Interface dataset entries
▶

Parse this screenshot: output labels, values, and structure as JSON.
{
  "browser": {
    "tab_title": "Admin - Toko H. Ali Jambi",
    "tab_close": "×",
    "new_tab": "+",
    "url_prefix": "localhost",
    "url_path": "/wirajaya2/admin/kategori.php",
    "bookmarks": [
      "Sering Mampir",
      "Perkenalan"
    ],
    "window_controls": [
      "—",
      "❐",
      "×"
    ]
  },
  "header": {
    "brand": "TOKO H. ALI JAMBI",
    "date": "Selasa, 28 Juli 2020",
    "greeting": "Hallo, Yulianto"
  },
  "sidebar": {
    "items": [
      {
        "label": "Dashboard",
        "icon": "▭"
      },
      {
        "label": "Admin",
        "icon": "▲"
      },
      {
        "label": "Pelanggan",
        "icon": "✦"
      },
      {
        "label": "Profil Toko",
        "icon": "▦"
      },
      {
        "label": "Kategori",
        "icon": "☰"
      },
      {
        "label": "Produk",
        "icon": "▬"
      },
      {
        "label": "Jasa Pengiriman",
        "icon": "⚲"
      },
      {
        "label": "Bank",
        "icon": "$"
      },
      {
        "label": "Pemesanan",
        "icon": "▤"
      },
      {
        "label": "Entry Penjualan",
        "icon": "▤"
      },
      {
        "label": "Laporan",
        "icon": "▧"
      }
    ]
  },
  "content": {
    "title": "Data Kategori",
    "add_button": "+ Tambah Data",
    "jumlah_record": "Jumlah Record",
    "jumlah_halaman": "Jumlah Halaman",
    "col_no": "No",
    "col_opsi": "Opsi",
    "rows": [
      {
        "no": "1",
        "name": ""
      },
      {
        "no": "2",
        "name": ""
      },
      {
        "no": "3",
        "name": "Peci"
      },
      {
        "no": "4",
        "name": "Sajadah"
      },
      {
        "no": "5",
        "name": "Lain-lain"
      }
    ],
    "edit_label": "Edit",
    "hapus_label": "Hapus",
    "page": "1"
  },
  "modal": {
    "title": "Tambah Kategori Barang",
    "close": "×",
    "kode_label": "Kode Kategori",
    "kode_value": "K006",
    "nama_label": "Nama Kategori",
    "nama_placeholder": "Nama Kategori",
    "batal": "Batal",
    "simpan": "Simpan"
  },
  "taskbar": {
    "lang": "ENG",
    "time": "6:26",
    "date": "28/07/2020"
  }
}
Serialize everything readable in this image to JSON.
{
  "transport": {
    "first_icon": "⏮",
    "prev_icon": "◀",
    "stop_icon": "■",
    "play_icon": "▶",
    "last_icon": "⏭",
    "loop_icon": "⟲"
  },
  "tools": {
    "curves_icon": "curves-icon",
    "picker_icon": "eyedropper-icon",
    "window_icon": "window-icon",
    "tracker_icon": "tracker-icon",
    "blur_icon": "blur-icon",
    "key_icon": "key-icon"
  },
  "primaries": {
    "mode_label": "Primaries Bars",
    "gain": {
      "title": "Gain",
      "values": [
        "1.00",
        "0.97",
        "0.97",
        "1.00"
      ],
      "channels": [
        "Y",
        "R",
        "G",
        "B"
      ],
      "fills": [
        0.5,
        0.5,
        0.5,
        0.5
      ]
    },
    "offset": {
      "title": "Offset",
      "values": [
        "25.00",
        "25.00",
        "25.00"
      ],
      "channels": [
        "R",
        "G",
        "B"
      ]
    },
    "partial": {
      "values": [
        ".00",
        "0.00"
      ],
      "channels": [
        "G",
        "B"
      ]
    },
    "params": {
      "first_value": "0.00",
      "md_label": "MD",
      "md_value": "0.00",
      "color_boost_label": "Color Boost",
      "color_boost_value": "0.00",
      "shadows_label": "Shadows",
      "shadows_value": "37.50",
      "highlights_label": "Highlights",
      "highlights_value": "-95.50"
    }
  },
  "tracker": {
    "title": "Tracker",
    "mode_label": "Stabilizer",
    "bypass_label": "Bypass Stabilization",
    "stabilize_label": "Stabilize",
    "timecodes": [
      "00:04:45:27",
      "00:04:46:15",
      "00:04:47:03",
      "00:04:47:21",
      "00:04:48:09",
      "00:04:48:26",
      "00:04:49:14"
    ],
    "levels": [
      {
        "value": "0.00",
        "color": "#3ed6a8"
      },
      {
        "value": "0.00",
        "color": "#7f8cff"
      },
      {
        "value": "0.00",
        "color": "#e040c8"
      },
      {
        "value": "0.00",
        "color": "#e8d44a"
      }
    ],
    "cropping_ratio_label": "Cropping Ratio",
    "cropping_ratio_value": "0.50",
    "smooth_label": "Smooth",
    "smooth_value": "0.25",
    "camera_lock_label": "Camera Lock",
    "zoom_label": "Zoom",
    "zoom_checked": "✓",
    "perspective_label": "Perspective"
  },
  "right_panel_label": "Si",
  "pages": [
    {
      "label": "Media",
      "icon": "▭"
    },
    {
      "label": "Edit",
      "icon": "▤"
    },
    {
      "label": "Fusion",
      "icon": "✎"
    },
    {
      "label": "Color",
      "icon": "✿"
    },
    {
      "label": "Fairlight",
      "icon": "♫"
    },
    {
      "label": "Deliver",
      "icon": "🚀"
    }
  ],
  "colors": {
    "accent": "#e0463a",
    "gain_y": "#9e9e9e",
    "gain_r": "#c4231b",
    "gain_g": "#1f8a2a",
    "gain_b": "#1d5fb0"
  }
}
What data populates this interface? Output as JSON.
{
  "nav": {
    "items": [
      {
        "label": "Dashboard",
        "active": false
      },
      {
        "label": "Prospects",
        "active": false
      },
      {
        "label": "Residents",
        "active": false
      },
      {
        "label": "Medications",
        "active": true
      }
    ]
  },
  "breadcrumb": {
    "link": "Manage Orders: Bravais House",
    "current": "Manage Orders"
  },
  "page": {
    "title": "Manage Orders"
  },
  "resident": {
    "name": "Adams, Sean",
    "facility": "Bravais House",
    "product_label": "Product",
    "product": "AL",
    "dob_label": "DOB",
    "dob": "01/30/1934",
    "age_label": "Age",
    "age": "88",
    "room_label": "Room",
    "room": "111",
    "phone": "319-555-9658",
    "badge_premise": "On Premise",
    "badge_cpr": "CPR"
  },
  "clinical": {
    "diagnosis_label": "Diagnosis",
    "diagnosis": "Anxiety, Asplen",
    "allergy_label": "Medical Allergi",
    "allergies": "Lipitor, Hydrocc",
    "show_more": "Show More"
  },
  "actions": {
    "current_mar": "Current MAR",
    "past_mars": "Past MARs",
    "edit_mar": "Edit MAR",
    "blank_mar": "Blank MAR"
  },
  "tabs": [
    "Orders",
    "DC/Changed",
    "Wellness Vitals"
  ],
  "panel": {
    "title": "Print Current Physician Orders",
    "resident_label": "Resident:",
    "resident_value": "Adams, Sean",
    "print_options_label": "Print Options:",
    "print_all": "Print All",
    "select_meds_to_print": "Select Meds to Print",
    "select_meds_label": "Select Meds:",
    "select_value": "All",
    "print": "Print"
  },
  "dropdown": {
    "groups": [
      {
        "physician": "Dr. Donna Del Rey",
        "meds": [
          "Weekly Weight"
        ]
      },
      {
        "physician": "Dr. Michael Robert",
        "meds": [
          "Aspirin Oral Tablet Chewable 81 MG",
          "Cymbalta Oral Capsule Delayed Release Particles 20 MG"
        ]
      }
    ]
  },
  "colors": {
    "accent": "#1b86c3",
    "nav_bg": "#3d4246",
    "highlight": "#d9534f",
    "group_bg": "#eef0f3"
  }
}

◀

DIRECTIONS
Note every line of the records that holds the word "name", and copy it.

ANSWER TO THIS PROBLEM
        "name": ""
        "name": ""
        "name": "Peci"
        "name": "Sajadah"
        "name": "Lain-lain"
    "name": "Adams, Sean",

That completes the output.